- _Work item_
Could you please find each line in the records that contains the word "Peppermint" and copy it?

- _Data extract_
****************************************

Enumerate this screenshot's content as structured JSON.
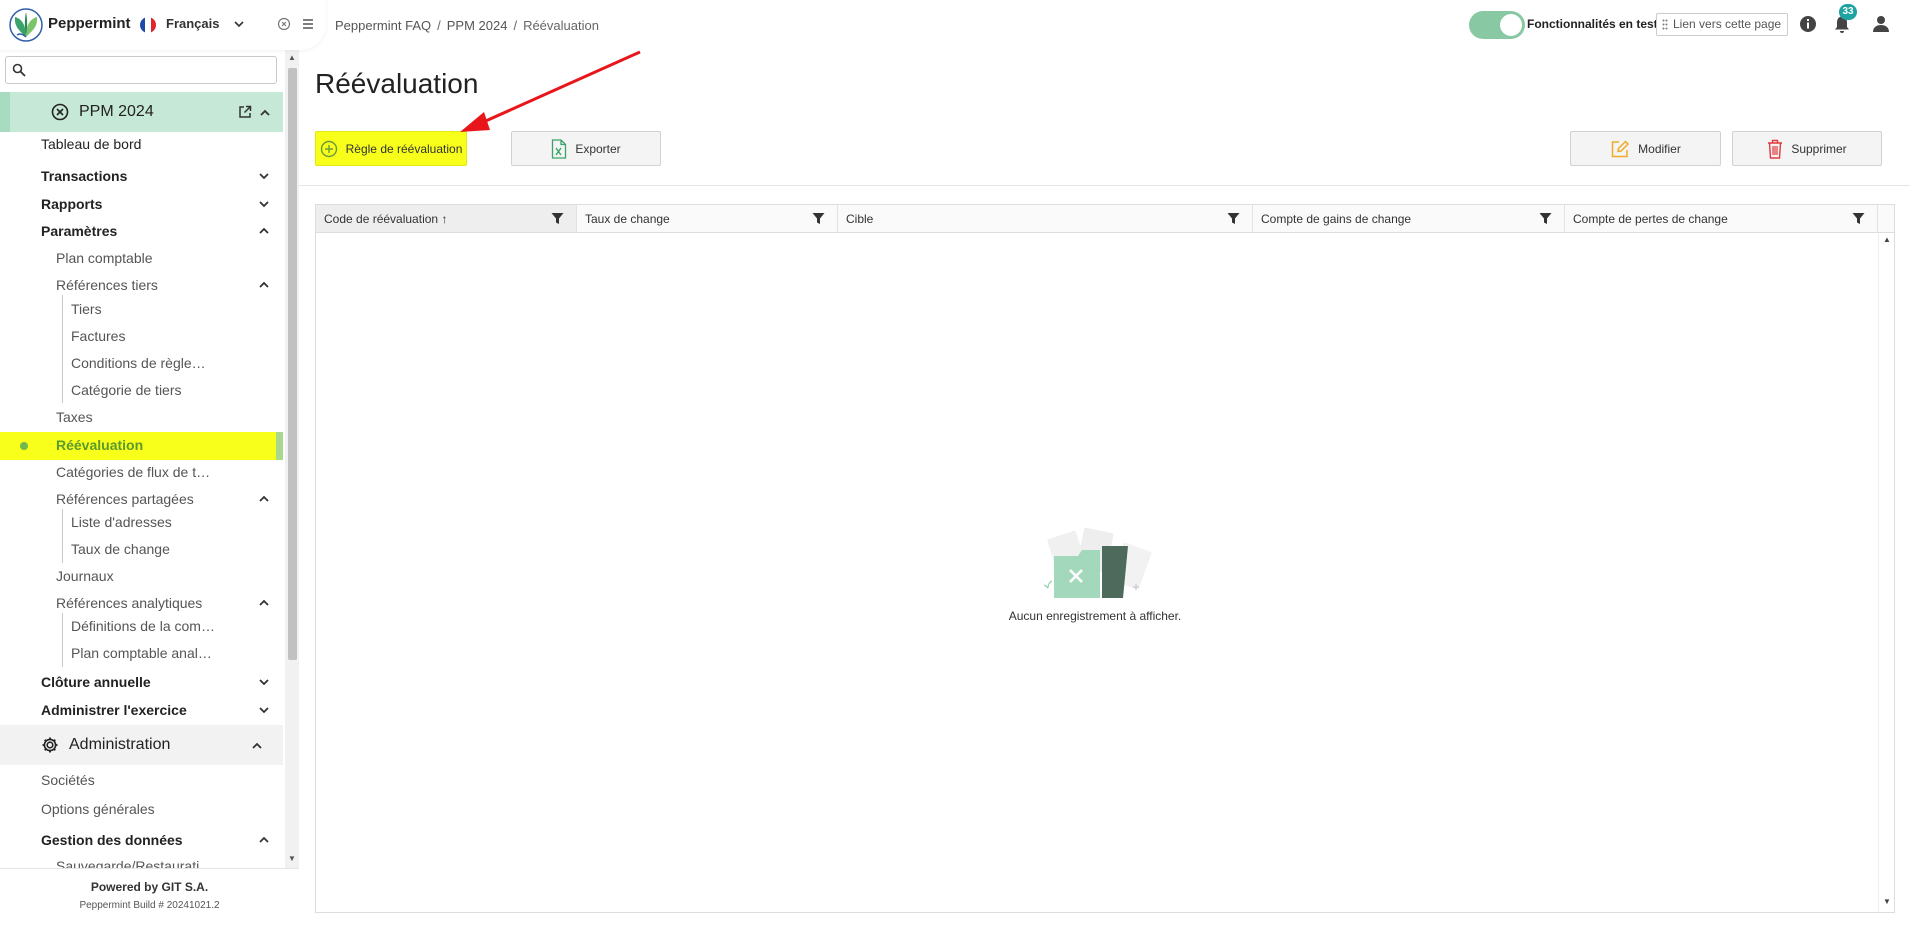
{
  "app": {
    "name": "Peppermint",
    "language": "Français"
  },
  "search": {
    "placeholder": "",
    "value": ""
  },
  "sidebar": {
    "section_ppm": {
      "label": "PPM 2024"
    },
    "items": {
      "tableau_de_bord": "Tableau de bord",
      "transactions": "Transactions",
      "rapports": "Rapports",
      "parametres": "Paramètres",
      "plan_comptable": "Plan comptable",
      "references_tiers": "Références tiers",
      "tiers": "Tiers",
      "factures": "Factures",
      "conditions": "Conditions de règle…",
      "categorie_tiers": "Catégorie de tiers",
      "taxes": "Taxes",
      "reevaluation": "Réévaluation",
      "categories_flux": "Catégories de flux de t…",
      "references_partagees": "Références partagées",
      "liste_adresses": "Liste d'adresses",
      "taux_de_change": "Taux de change",
      "journaux": "Journaux",
      "references_analytiques": "Références analytiques",
      "definitions": "Définitions de la com…",
      "plan_comptable_anal": "Plan comptable anal…",
      "cloture": "Clôture annuelle",
      "administrer": "Administrer l'exercice"
    },
    "section_admin": {
      "label": "Administration"
    },
    "admin_items": {
      "societes": "Sociétés",
      "options": "Options générales",
      "gestion": "Gestion des données",
      "sauvegarde": "Sauvegarde/Restaurati…"
    },
    "footer": {
      "powered": "Powered by GIT S.A.",
      "build": "Peppermint Build # 20241021.2"
    }
  },
  "topbar": {
    "breadcrumb": [
      "Peppermint FAQ",
      "PPM 2024",
      "Réévaluation"
    ],
    "features_label": "Fonctionnalités en test",
    "features_enabled": true,
    "page_link": "Lien vers cette page",
    "notifications": "33"
  },
  "main": {
    "title": "Réévaluation",
    "buttons": {
      "add": "Règle de réévaluation",
      "export": "Exporter",
      "modify": "Modifier",
      "delete": "Supprimer"
    },
    "grid": {
      "columns": [
        "Code de réévaluation",
        "Taux de change",
        "Cible",
        "Compte de gains de change",
        "Compte de pertes de change"
      ],
      "sort_indicator": "↑",
      "empty_text": "Aucun enregistrement à afficher."
    }
  },
  "colors": {
    "highlight": "#f7ff1a",
    "active_section": "#c6e8d6",
    "toggle": "#88c9a4",
    "badge": "#1fa3a0",
    "annotation_arrow": "#e8161b"
  }
}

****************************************

- _Your response_
    "name": "Peppermint",
      "build": "Peppermint Build # 20241021.2"
      "Peppermint FAQ",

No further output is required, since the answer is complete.